### PROVIDED RECORDS

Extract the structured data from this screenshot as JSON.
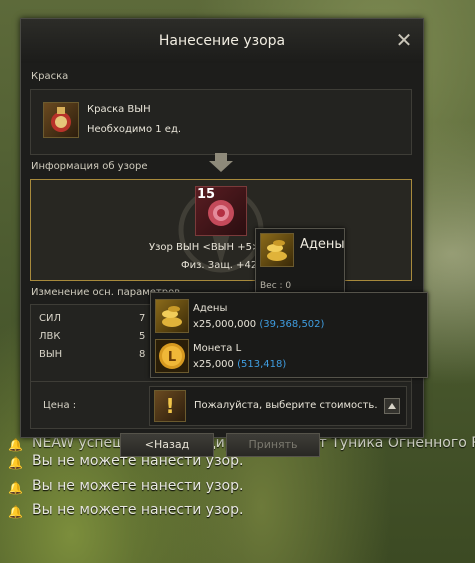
{
  "window": {
    "title": "Нанесение узора"
  },
  "dye": {
    "section_label": "Краска",
    "item_name": "Краска ВЫН",
    "item_requirement": "Необходимо 1 ед."
  },
  "pattern": {
    "section_label": "Информация об узоре",
    "level": "15",
    "name": "Узор ВЫН <ВЫН +5>",
    "effect": "Физ. Защ. +42"
  },
  "stats": {
    "section_label": "Изменение осн. параметров",
    "rows": [
      {
        "label": "СИЛ",
        "value": "7"
      },
      {
        "label": "ЛВК",
        "value": "5"
      },
      {
        "label": "ВЫН",
        "value": "8"
      }
    ]
  },
  "price": {
    "label": "Цена :",
    "prompt": "Пожалуйста, выберите стоимость."
  },
  "buttons": {
    "back": "<Назад",
    "confirm": "Принять"
  },
  "tooltip_small": {
    "title": "Адены",
    "weight": "Вес : 0"
  },
  "price_options": [
    {
      "name": "Адены",
      "amount": "x25,000,000",
      "owned": "(39,368,502)"
    },
    {
      "name": "Монета L",
      "amount": "x25,000",
      "owned": "(513,418)"
    }
  ],
  "chat": {
    "partial_line": "NEAW успешно модифицирует предмет Туника Огненного Рыцаря",
    "lines": [
      "Вы не можете нанести узор.",
      "Вы не можете нанести узор.",
      "Вы не можете нанести узор."
    ]
  },
  "colors": {
    "gold_border": "#a88a3c",
    "owned_blue": "#3f9de0"
  }
}
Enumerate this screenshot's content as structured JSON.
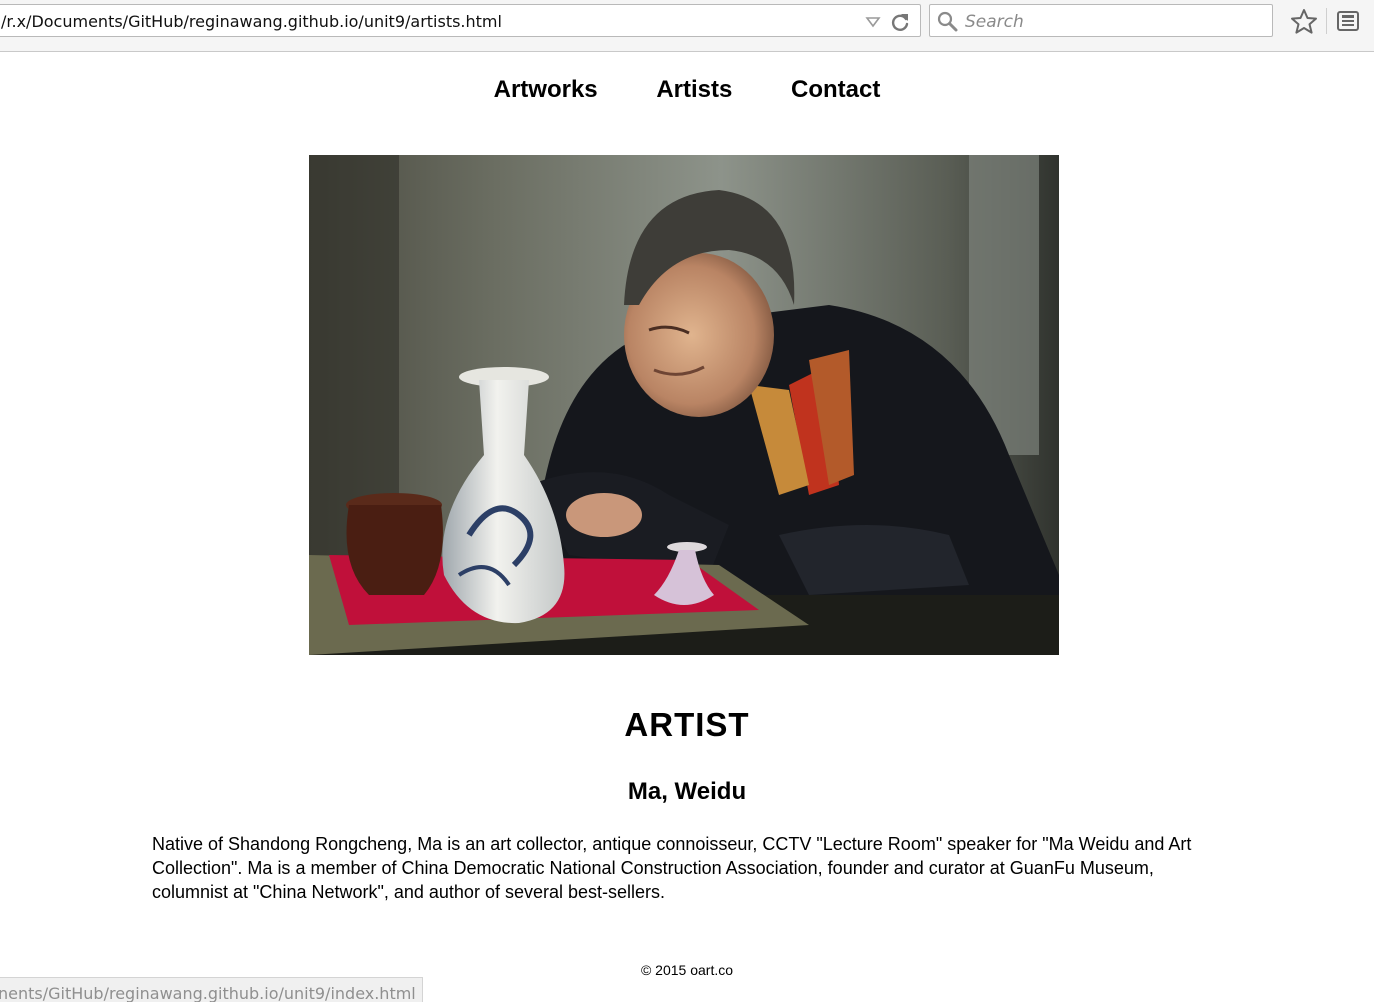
{
  "browser": {
    "url": "/r.x/Documents/GitHub/reginawang.github.io/unit9/artists.html",
    "search_placeholder": "Search",
    "status_url": "nents/GitHub/reginawang.github.io/unit9/index.html"
  },
  "nav": {
    "items": [
      {
        "label": "Artworks"
      },
      {
        "label": "Artists"
      },
      {
        "label": "Contact"
      }
    ]
  },
  "artist": {
    "heading": "ARTIST",
    "name": "Ma, Weidu",
    "bio": "Native of Shandong Rongcheng, Ma is an art collector, antique connoisseur, CCTV \"Lecture Room\" speaker for \"Ma Weidu and Art Collection\". Ma is a member of China Democratic National Construction Association, founder and curator at GuanFu Museum, columnist at \"China Network\", and author of several best-sellers."
  },
  "footer": {
    "copyright": "© 2015 oart.co"
  }
}
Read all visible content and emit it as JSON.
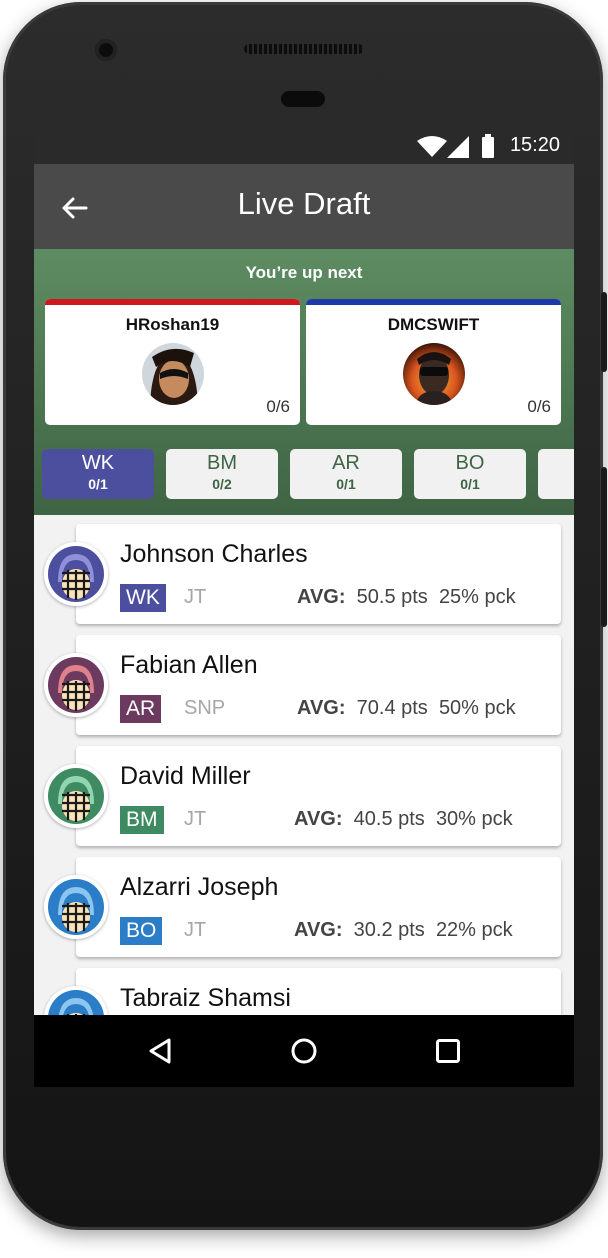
{
  "status": {
    "time": "15:20"
  },
  "appbar": {
    "title": "Live Draft"
  },
  "draft": {
    "up_next": "You’re up next",
    "players": [
      {
        "name": "HRoshan19",
        "count": "0/6",
        "bar_color": "#d0161e"
      },
      {
        "name": "DMCSWIFT",
        "count": "0/6",
        "bar_color": "#1d3aa8"
      }
    ]
  },
  "tabs": [
    {
      "label": "WK",
      "count": "0/1"
    },
    {
      "label": "BM",
      "count": "0/2"
    },
    {
      "label": "AR",
      "count": "0/1"
    },
    {
      "label": "BO",
      "count": "0/1"
    }
  ],
  "list": {
    "avg_label": "AVG:",
    "players": [
      {
        "name": "Johnson Charles",
        "role": "WK",
        "team": "JT",
        "avg": "50.5 pts",
        "pick": "25% pck",
        "color": "#4c4f9e"
      },
      {
        "name": "Fabian Allen",
        "role": "AR",
        "team": "SNP",
        "avg": "70.4 pts",
        "pick": "50% pck",
        "color": "#6b3a5e"
      },
      {
        "name": "David Miller",
        "role": "BM",
        "team": "JT",
        "avg": "40.5 pts",
        "pick": "30% pck",
        "color": "#3e8a62"
      },
      {
        "name": "Alzarri Joseph",
        "role": "BO",
        "team": "JT",
        "avg": "30.2 pts",
        "pick": "22% pck",
        "color": "#2a7dc6"
      },
      {
        "name": "Tabraiz Shamsi",
        "color": "#2a7dc6"
      }
    ]
  },
  "colors": {
    "accent": "#4c4f9e",
    "draft_bg": "#4e7a54",
    "appbar": "#4a4a4a"
  }
}
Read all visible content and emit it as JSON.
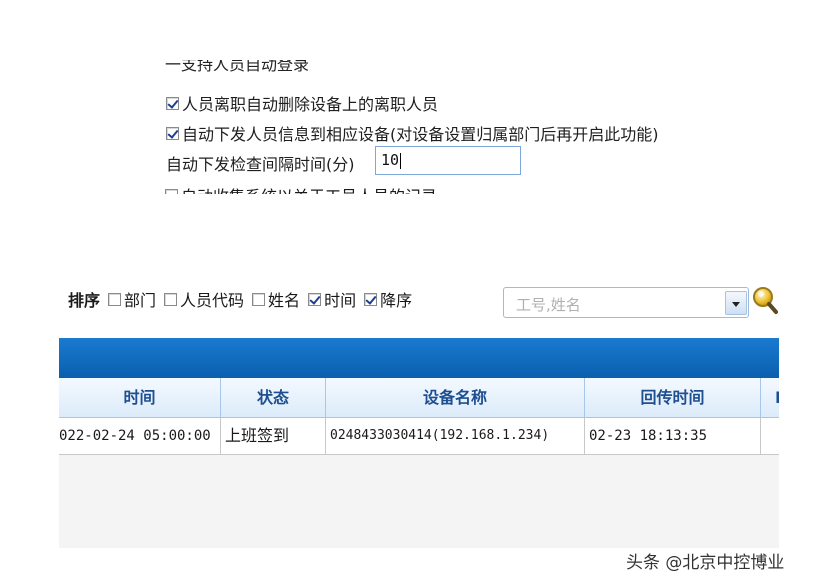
{
  "settings": {
    "top_cut_text": "一支持人员自动登录",
    "options": [
      {
        "label": "人员离职自动删除设备上的离职人员",
        "checked": true
      },
      {
        "label": "自动下发人员信息到相应设备(对设备设置归属部门后再开启此功能)",
        "checked": true
      }
    ],
    "interval_label": "自动下发检查间隔时间(分)",
    "interval_value": "10",
    "bottom_cut_text": "自动收集系统以关于工号人员的记录",
    "bottom_cut_checked": false
  },
  "sort": {
    "label": "排序",
    "options": [
      {
        "label": "部门",
        "checked": false
      },
      {
        "label": "人员代码",
        "checked": false
      },
      {
        "label": "姓名",
        "checked": false
      },
      {
        "label": "时间",
        "checked": true
      },
      {
        "label": "降序",
        "checked": true
      }
    ]
  },
  "search": {
    "placeholder": "工号,姓名",
    "icon": "magnifier-icon"
  },
  "table": {
    "columns": [
      "时间",
      "状态",
      "设备名称",
      "回传时间",
      "I"
    ],
    "rows": [
      [
        "022-02-24 05:00:00",
        "上班签到",
        "0248433030414(192.168.1.234)",
        "02-23 18:13:35",
        ""
      ]
    ]
  },
  "watermark": "头条 @北京中控博业",
  "colors": {
    "header_bar": "#0b6cc1",
    "grid_header_text": "#1e4f91",
    "check": "#1b3f93"
  }
}
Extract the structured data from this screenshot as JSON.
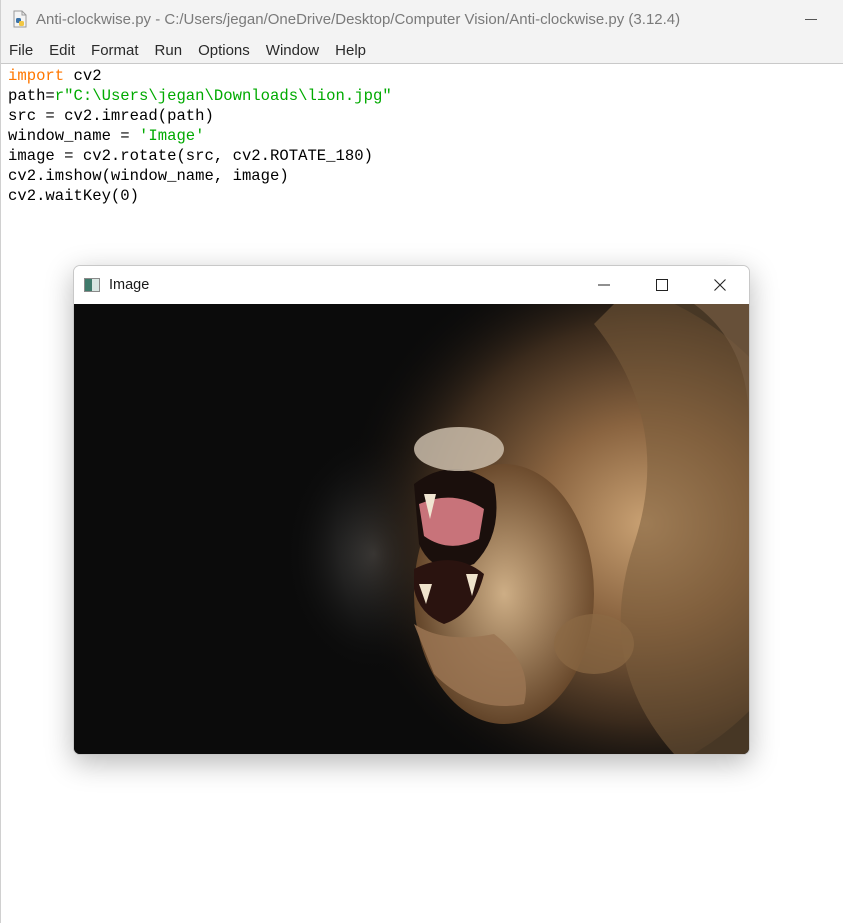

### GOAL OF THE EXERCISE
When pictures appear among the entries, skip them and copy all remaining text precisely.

### EXERCISE OUTPUT
Extract the structured data from this screenshot as JSON.
{
  "window": {
    "title": "Нанесение узора"
  },
  "dye": {
    "section_label": "Краска",
    "item_name": "Краска ВЫН",
    "item_requirement": "Необходимо 1 ед."
  },
  "pattern": {
    "section_label": "Информация об узоре",
    "level": "15",
    "name": "Узор ВЫН <ВЫН +5>",
    "effect": "Физ. Защ. +42"
  },
  "stats": {
    "section_label": "Изменение осн. параметров",
    "rows": [
      {
        "label": "СИЛ",
        "value": "7"
      },
      {
        "label": "ЛВК",
        "value": "5"
      },
      {
        "label": "ВЫН",
        "value": "8"
      }
    ]
  },
  "price": {
    "label": "Цена :",
    "prompt": "Пожалуйста, выберите стоимость."
  },
  "buttons": {
    "back": "<Назад",
    "confirm": "Принять"
  },
  "tooltip_small": {
    "title": "Адены",
    "weight": "Вес : 0"
  },
  "price_options": [
    {
      "name": "Адены",
      "amount": "x25,000,000",
      "owned": "(39,368,502)"
    },
    {
      "name": "Монета L",
      "amount": "x25,000",
      "owned": "(513,418)"
    }
  ],
  "chat": {
    "partial_line": "NEAW успешно модифицирует предмет Туника Огненного Рыцаря",
    "lines": [
      "Вы не можете нанести узор.",
      "Вы не можете нанести узор.",
      "Вы не можете нанести узор."
    ]
  },
  "colors": {
    "gold_border": "#a88a3c",
    "owned_blue": "#3f9de0"
  }
}
Enumerate this screenshot's content as structured JSON.
{
  "browser": {
    "url": "/r.x/Documents/GitHub/reginawang.github.io/unit9/artists.html",
    "search_placeholder": "Search",
    "status_url": "nents/GitHub/reginawang.github.io/unit9/index.html"
  },
  "nav": {
    "items": [
      {
        "label": "Artworks"
      },
      {
        "label": "Artists"
      },
      {
        "label": "Contact"
      }
    ]
  },
  "artist": {
    "heading": "ARTIST",
    "name": "Ma, Weidu",
    "bio": "Native of Shandong Rongcheng, Ma is an art collector, antique connoisseur, CCTV \"Lecture Room\" speaker for \"Ma Weidu and Art Collection\". Ma is a member of China Democratic National Construction Association, founder and curator at GuanFu Museum, columnist at \"China Network\", and author of several best-sellers."
  },
  "footer": {
    "copyright": "© 2015 oart.co"
  }
}
Read all visible content and emit it as JSON.
{
  "status": {
    "time": "15:20"
  },
  "appbar": {
    "title": "Live Draft"
  },
  "draft": {
    "up_next": "You’re up next",
    "players": [
      {
        "name": "HRoshan19",
        "count": "0/6",
        "bar_color": "#d0161e"
      },
      {
        "name": "DMCSWIFT",
        "count": "0/6",
        "bar_color": "#1d3aa8"
      }
    ]
  },
  "tabs": [
    {
      "label": "WK",
      "count": "0/1"
    },
    {
      "label": "BM",
      "count": "0/2"
    },
    {
      "label": "AR",
      "count": "0/1"
    },
    {
      "label": "BO",
      "count": "0/1"
    }
  ],
  "list": {
    "avg_label": "AVG:",
    "players": [
      {
        "name": "Johnson Charles",
        "role": "WK",
        "team": "JT",
        "avg": "50.5 pts",
        "pick": "25% pck",
        "color": "#4c4f9e"
      },
      {
        "name": "Fabian Allen",
        "role": "AR",
        "team": "SNP",
        "avg": "70.4 pts",
        "pick": "50% pck",
        "color": "#6b3a5e"
      },
      {
        "name": "David Miller",
        "role": "BM",
        "team": "JT",
        "avg": "40.5 pts",
        "pick": "30% pck",
        "color": "#3e8a62"
      },
      {
        "name": "Alzarri Joseph",
        "role": "BO",
        "team": "JT",
        "avg": "30.2 pts",
        "pick": "22% pck",
        "color": "#2a7dc6"
      },
      {
        "name": "Tabraiz Shamsi",
        "color": "#2a7dc6"
      }
    ]
  },
  "colors": {
    "accent": "#4c4f9e",
    "draft_bg": "#4e7a54",
    "appbar": "#4a4a4a"
  }
}
Read all visible content and emit it as JSON.
{
  "settings": {
    "top_cut_text": "一支持人员自动登录",
    "options": [
      {
        "label": "人员离职自动删除设备上的离职人员",
        "checked": true
      },
      {
        "label": "自动下发人员信息到相应设备(对设备设置归属部门后再开启此功能)",
        "checked": true
      }
    ],
    "interval_label": "自动下发检查间隔时间(分)",
    "interval_value": "10",
    "bottom_cut_text": "自动收集系统以关于工号人员的记录",
    "bottom_cut_checked": false
  },
  "sort": {
    "label": "排序",
    "options": [
      {
        "label": "部门",
        "checked": false
      },
      {
        "label": "人员代码",
        "checked": false
      },
      {
        "label": "姓名",
        "checked": false
      },
      {
        "label": "时间",
        "checked": true
      },
      {
        "label": "降序",
        "checked": true
      }
    ]
  },
  "search": {
    "placeholder": "工号,姓名",
    "icon": "magnifier-icon"
  },
  "table": {
    "columns": [
      "时间",
      "状态",
      "设备名称",
      "回传时间",
      "I"
    ],
    "rows": [
      [
        "022-02-24 05:00:00",
        "上班签到",
        "0248433030414(192.168.1.234)",
        "02-23 18:13:35",
        ""
      ]
    ]
  },
  "watermark": "头条 @北京中控博业",
  "colors": {
    "header_bar": "#0b6cc1",
    "grid_header_text": "#1e4f91",
    "check": "#1b3f93"
  }
}
Extract the structured data from this screenshot as JSON.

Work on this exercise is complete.